09/06/2012, 00.00
PAKISTAN
Send to a friend

Islamabad expels six foreign Save the Children aid workers

For the Pakistani government, they helped US spies find the hiding place of al Qaeda's founder, thus facilitating his killing. For the NGO, which denies any involvement with the US operation, the decision remains unmotivated. A doctor sentenced to 33 years in prison is thought to have had links with the charity.

Islamabad (AsiaNews/Agencies) - Pakistan is expelling Save the Children's foreign staff, official sources announced today. The decision is apparently linked to Pakistani suspicion the aid agency helped US spies hunt down Osama bin Laden.

The Interior Ministry told the group that its six foreign employees had to be out of Pakistan within two weeks. It gave no reason for the decision, but it is likely connected to the US action that led to the al Qaeda leader's death.

After the operation, Pakistan arrested a Pakistani doctor on suspicion that he worked for the CIA. A court eventually sentenced him to 33 years in prison.

Ghulam Qadri, Save the Children's director for programme planning and communications, said he was not given any reason for the expulsion.

The Interior Ministry also did issue any statement on the matter.

The humanitarian group has worked in the Asian country for 30 years and has employed over the years at least 2,000 people.

A spokesperson in London told the BBC that the charity was seeking "clarification" from the Pakistani authorities in relation to the expulsions. He also said it was not yet clear if the agency could send replacement expatriate staff.

An apparent link also exists between what happened to Save the Children's foreign staff and Dr Shakil Afridi's arrest and conviction for spying on behalf of the United States.

The latter was convicted for running a fake vaccination programme under CIA cover to collect information that could lead to the capture of al Qaeda's leader and founder.

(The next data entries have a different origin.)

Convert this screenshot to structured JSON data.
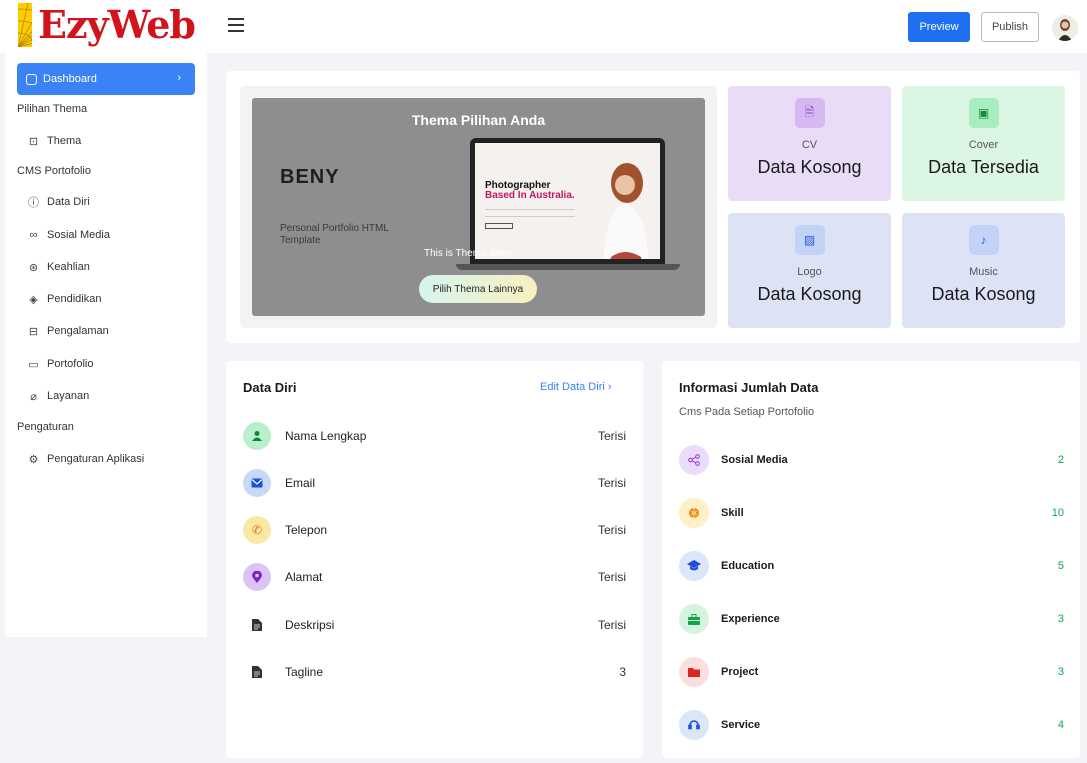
{
  "header": {
    "brand": "EzyWeb",
    "preview_label": "Preview",
    "publish_label": "Publish"
  },
  "sidebar": {
    "active_label": "Dashboard",
    "sections": [
      {
        "title": "Pilihan Thema",
        "items": [
          {
            "label": "Thema",
            "icon": "palette-icon"
          }
        ]
      },
      {
        "title": "CMS Portofolio",
        "items": [
          {
            "label": "Data Diri",
            "icon": "info-icon"
          },
          {
            "label": "Sosial Media",
            "icon": "link-icon"
          },
          {
            "label": "Keahlian",
            "icon": "star-icon"
          },
          {
            "label": "Pendidikan",
            "icon": "graduation-icon"
          },
          {
            "label": "Pengalaman",
            "icon": "briefcase-icon"
          },
          {
            "label": "Portofolio",
            "icon": "folder-icon"
          },
          {
            "label": "Layanan",
            "icon": "handshake-icon"
          }
        ]
      },
      {
        "title": "Pengaturan",
        "items": [
          {
            "label": "Pengaturan Aplikasi",
            "icon": "gear-icon"
          }
        ]
      }
    ]
  },
  "theme": {
    "title": "Thema Pilihan Anda",
    "name": "BENY",
    "subtitle": "Personal Portfolio HTML Template",
    "screen_line1": "Photographer",
    "screen_line2": "Based In Australia.",
    "caption": "This is Thema Beny",
    "button": "Pilih Thema Lainnya"
  },
  "stats": [
    {
      "label": "CV",
      "value": "Data Kosong",
      "bg": "#e9dcf7",
      "icon_bg": "#d7b9f2",
      "icon_color": "#8a3fd1"
    },
    {
      "label": "Cover",
      "value": "Data Tersedia",
      "bg": "#dbf7e3",
      "icon_bg": "#a8edbf",
      "icon_color": "#138a3c"
    },
    {
      "label": "Logo",
      "value": "Data Kosong",
      "bg": "#dde3f5",
      "icon_bg": "#c3d3f7",
      "icon_color": "#2a5bd7"
    },
    {
      "label": "Music",
      "value": "Data Kosong",
      "bg": "#dde3f5",
      "icon_bg": "#c3d3f7",
      "icon_color": "#2a5bd7"
    }
  ],
  "data_diri": {
    "title": "Data Diri",
    "edit_label": "Edit Data Diri",
    "rows": [
      {
        "label": "Nama Lengkap",
        "value": "Terisi",
        "icon": "user-icon",
        "bg": "#b9f0cc",
        "color": "#15803d"
      },
      {
        "label": "Email",
        "value": "Terisi",
        "icon": "mail-icon",
        "bg": "#c7d9f9",
        "color": "#1d4ed8"
      },
      {
        "label": "Telepon",
        "value": "Terisi",
        "icon": "phone-icon",
        "bg": "#fbe7a3",
        "color": "#d97706"
      },
      {
        "label": "Alamat",
        "value": "Terisi",
        "icon": "location-icon",
        "bg": "#dac4f6",
        "color": "#7e22ce"
      },
      {
        "label": "Deskripsi",
        "value": "Terisi",
        "icon": "document-icon",
        "bg": "#ffffff",
        "color": "#333333"
      },
      {
        "label": "Tagline",
        "value": "3",
        "icon": "document-icon",
        "bg": "#ffffff",
        "color": "#333333"
      }
    ]
  },
  "info": {
    "title": "Informasi Jumlah Data",
    "subtitle": "Cms Pada Setiap Portofolio",
    "rows": [
      {
        "label": "Sosial Media",
        "value": "2",
        "icon": "share-icon",
        "bg": "#ecdcfb",
        "color": "#9333ea"
      },
      {
        "label": "Skill",
        "value": "10",
        "icon": "brain-icon",
        "bg": "#fdf0c4",
        "color": "#ea8a0c"
      },
      {
        "label": "Education",
        "value": "5",
        "icon": "graduation-icon",
        "bg": "#dbe6f8",
        "color": "#1d4ed8"
      },
      {
        "label": "Experience",
        "value": "3",
        "icon": "briefcase-icon",
        "bg": "#d6f3df",
        "color": "#16a34a"
      },
      {
        "label": "Project",
        "value": "3",
        "icon": "folder-icon",
        "bg": "#fbdede",
        "color": "#dc2626"
      },
      {
        "label": "Service",
        "value": "4",
        "icon": "headset-icon",
        "bg": "#dbe6f8",
        "color": "#1d4ed8"
      }
    ]
  }
}
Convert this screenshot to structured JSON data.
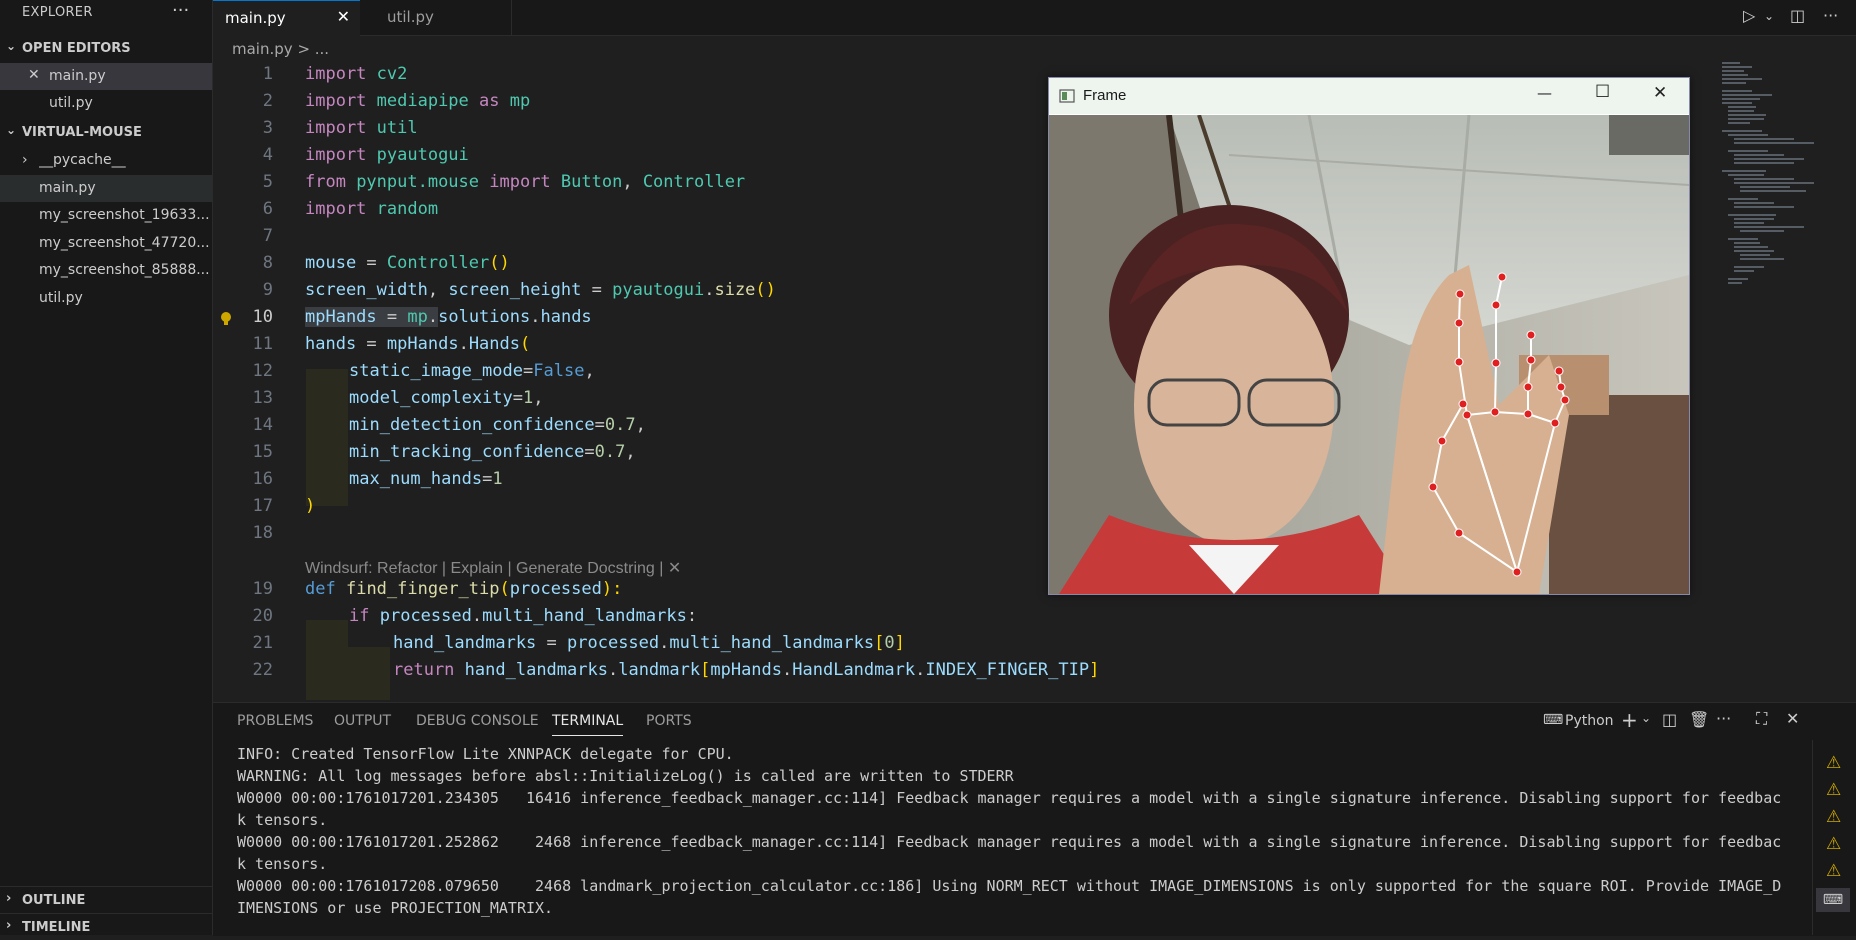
{
  "explorer": {
    "title": "EXPLORER",
    "more": "···",
    "open_editors": {
      "label": "OPEN EDITORS",
      "files": [
        "main.py",
        "util.py"
      ]
    },
    "project": {
      "label": "VIRTUAL-MOUSE",
      "items": [
        "__pycache__",
        "main.py",
        "my_screenshot_19633...",
        "my_screenshot_47720...",
        "my_screenshot_85888...",
        "util.py"
      ]
    },
    "outline": "OUTLINE",
    "timeline": "TIMELINE"
  },
  "tabs": [
    {
      "label": "main.py",
      "active": true
    },
    {
      "label": "util.py",
      "active": false
    }
  ],
  "breadcrumb": {
    "file": "main.py",
    "sep": "> ..."
  },
  "code": {
    "line_numbers": [
      "1",
      "2",
      "3",
      "4",
      "5",
      "6",
      "7",
      "8",
      "9",
      "10",
      "11",
      "12",
      "13",
      "14",
      "15",
      "16",
      "17",
      "18",
      "19",
      "20",
      "21",
      "22"
    ],
    "codelens": "Windsurf: Refactor | Explain | Generate Docstring | ✕",
    "l1": [
      "import",
      " cv2"
    ],
    "l2": [
      "import",
      " mediapipe ",
      "as",
      " mp"
    ],
    "l3": [
      "import",
      " util"
    ],
    "l4": [
      "import",
      " pyautogui"
    ],
    "l5": [
      "from",
      " pynput.mouse ",
      "import",
      " Button",
      ", ",
      "Controller"
    ],
    "l6": [
      "import",
      " random"
    ],
    "l8": [
      "mouse",
      " = ",
      "Controller",
      "()"
    ],
    "l9": [
      "screen_width",
      ", ",
      "screen_height",
      " = ",
      "pyautogui",
      ".",
      "size",
      "()"
    ],
    "l10": [
      "mpHands",
      " = ",
      "mp",
      ".",
      "solutions",
      ".",
      "hands"
    ],
    "l11": [
      "hands",
      " = ",
      "mpHands",
      ".",
      "Hands",
      "("
    ],
    "l12": [
      "static_image_mode",
      "=",
      "False",
      ","
    ],
    "l13": [
      "model_complexity",
      "=",
      "1",
      ","
    ],
    "l14": [
      "min_detection_confidence",
      "=",
      "0.7",
      ","
    ],
    "l15": [
      "min_tracking_confidence",
      "=",
      "0.7",
      ","
    ],
    "l16": [
      "max_num_hands",
      "=",
      "1"
    ],
    "l17": [
      ")"
    ],
    "l19": [
      "def",
      " ",
      "find_finger_tip",
      "(",
      "processed",
      "):"
    ],
    "l20": [
      "if",
      " ",
      "processed",
      ".",
      "multi_hand_landmarks",
      ":"
    ],
    "l21": [
      "hand_landmarks",
      " = ",
      "processed",
      ".",
      "multi_hand_landmarks",
      "[",
      "0",
      "]"
    ],
    "l22": [
      "return",
      " ",
      "hand_landmarks",
      ".",
      "landmark",
      "[",
      "mpHands",
      ".",
      "HandLandmark",
      ".",
      "INDEX_FINGER_TIP",
      "]"
    ]
  },
  "frame_window": {
    "title": "Frame",
    "minimize": "—",
    "maximize": "☐",
    "close": "✕"
  },
  "panel": {
    "tabs": [
      "PROBLEMS",
      "OUTPUT",
      "DEBUG CONSOLE",
      "TERMINAL",
      "PORTS"
    ],
    "active_tab": "TERMINAL",
    "terminal_profile": "Python",
    "lines": [
      "INFO: Created TensorFlow Lite XNNPACK delegate for CPU.",
      "WARNING: All log messages before absl::InitializeLog() is called are written to STDERR",
      "W0000 00:00:1761017201.234305   16416 inference_feedback_manager.cc:114] Feedback manager requires a model with a single signature inference. Disabling support for feedbac",
      "k tensors.",
      "W0000 00:00:1761017201.252862    2468 inference_feedback_manager.cc:114] Feedback manager requires a model with a single signature inference. Disabling support for feedbac",
      "k tensors.",
      "W0000 00:00:1761017208.079650    2468 landmark_projection_calculator.cc:186] Using NORM_RECT without IMAGE_DIMENSIONS is only supported for the square ROI. Provide IMAGE_D",
      "IMENSIONS or use PROJECTION_MATRIX."
    ]
  },
  "colors": {
    "accent": "#0078d4",
    "warning": "#cca700",
    "landmark": "#e02020"
  }
}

Some media reports suggest the doctor was connected to Save the Children staff.

The NGO said however that Dr Afridi was never paid for any work by the charity and had never run any of its vaccination programmes, although he did attend a seminar shortly before his arrest.

Osama bin Laden died during an operation by US Special Forces on 2 May in Abbottabad (50 km north of the capital).

The prince of terror who masterminded the 11 September 2001 attacks against the United States was found living in a fortified villa, not far from a Pakistani army training centre.

Send to a friend
Printable version
CLOSE X
See also
Afghanistan: Isis attacks a mosque and conquers Bin Laden's refuge
16/06/2017 10:48
Bin Laden’s death, a “strong symbolic message” in the fight against terrorism, Mgr Saldanha sa
04/05/2011
Christians are an “easy target” for reprisal after Bin Laden’s death, says Mgr Saldanha
02/05/2011
Islamic countries reject al Qaeda, but also American policy
04/03/2009
Pope talks about the Middle East, the Holy Land and the food crisis with Bush
13/06/2008